- _Your task_:
State the number of lines in these records that include the word "Robert", and add nothing to it.

- _Excerpted data_:
------------------------------
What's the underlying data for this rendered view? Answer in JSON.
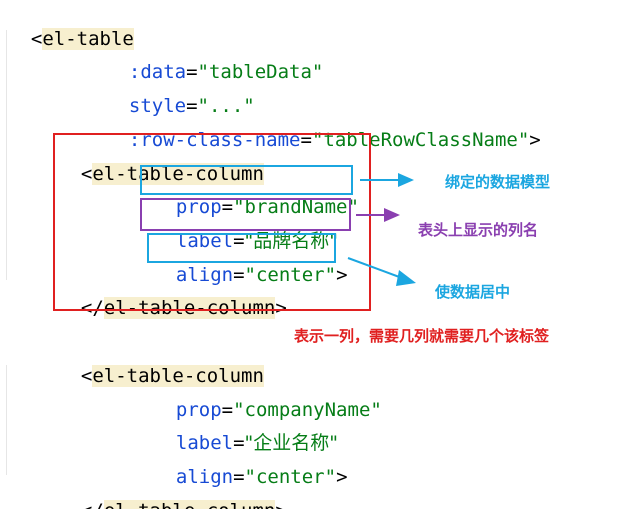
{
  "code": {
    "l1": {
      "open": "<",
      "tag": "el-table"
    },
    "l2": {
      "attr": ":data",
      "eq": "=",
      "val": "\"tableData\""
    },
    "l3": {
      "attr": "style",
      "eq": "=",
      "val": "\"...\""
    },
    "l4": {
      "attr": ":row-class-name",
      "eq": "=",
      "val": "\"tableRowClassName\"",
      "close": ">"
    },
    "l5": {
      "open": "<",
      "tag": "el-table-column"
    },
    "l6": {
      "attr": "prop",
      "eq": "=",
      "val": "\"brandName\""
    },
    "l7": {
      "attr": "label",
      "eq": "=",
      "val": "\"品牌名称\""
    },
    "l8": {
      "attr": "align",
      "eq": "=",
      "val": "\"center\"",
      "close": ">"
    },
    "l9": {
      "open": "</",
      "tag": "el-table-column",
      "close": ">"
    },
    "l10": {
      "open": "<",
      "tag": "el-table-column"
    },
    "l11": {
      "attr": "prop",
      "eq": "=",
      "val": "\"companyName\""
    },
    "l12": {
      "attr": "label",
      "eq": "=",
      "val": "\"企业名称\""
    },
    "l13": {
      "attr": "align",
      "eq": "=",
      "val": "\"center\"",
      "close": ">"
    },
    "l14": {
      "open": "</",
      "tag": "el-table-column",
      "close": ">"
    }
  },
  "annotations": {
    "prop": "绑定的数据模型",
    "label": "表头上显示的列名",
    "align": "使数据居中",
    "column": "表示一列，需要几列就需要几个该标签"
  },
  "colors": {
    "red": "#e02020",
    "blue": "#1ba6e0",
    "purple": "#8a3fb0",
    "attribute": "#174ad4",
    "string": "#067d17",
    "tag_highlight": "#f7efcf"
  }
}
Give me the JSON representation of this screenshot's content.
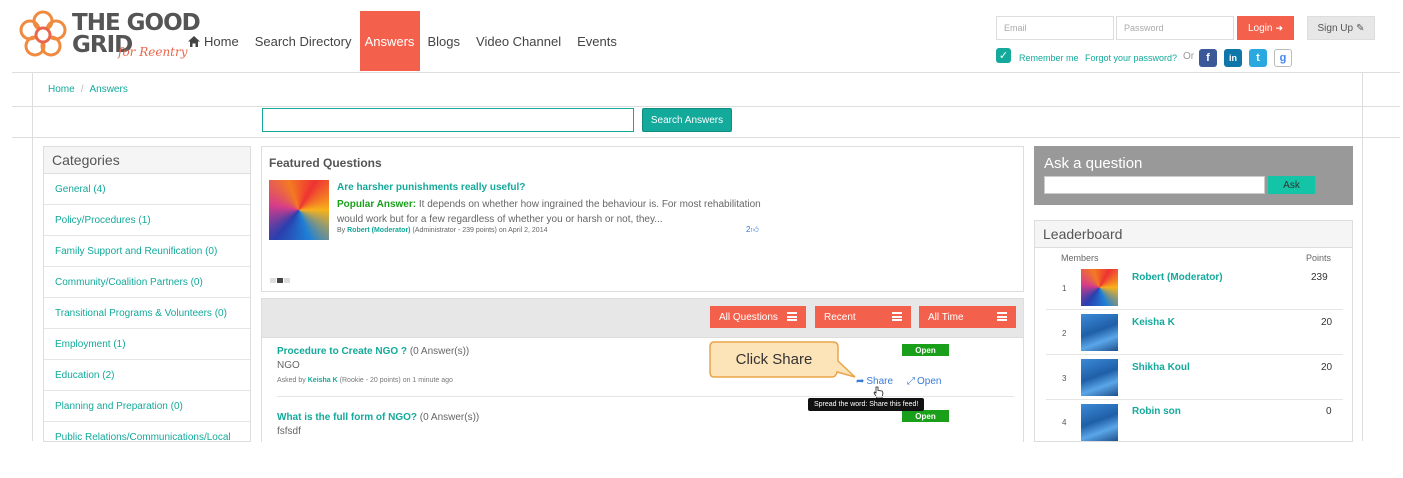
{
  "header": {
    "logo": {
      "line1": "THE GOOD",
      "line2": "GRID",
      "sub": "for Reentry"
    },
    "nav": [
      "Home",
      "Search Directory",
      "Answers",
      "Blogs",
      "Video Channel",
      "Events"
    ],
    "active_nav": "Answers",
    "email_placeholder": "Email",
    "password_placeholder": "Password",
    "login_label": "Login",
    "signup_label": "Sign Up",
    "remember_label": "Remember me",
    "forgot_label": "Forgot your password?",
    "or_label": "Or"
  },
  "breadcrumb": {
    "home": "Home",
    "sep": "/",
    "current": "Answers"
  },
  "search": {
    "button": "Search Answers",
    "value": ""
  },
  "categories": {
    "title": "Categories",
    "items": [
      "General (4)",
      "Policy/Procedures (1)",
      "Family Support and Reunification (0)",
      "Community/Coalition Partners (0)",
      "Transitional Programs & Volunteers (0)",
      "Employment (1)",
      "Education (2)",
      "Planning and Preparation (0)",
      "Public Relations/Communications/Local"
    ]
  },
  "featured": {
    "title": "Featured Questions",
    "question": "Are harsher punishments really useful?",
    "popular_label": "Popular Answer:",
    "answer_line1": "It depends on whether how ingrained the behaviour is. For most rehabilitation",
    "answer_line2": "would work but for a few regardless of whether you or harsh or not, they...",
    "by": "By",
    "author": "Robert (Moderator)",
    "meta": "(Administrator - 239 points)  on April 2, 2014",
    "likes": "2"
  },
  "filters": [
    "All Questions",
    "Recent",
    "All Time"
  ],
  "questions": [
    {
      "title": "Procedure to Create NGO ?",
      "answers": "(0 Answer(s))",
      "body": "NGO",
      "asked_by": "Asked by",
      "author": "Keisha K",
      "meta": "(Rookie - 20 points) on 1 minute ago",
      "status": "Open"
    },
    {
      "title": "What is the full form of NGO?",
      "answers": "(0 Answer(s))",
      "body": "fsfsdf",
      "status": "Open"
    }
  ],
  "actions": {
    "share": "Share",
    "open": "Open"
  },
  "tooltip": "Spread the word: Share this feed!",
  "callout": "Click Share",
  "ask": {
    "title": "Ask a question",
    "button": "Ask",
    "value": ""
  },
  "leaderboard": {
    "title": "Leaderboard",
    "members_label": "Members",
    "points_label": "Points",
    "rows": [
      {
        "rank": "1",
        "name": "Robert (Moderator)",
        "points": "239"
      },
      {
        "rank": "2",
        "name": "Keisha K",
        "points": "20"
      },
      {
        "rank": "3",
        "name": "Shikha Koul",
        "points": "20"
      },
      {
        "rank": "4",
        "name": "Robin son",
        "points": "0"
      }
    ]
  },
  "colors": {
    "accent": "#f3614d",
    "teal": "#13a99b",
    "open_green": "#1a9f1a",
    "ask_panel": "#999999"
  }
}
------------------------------
- _Your solution_:
2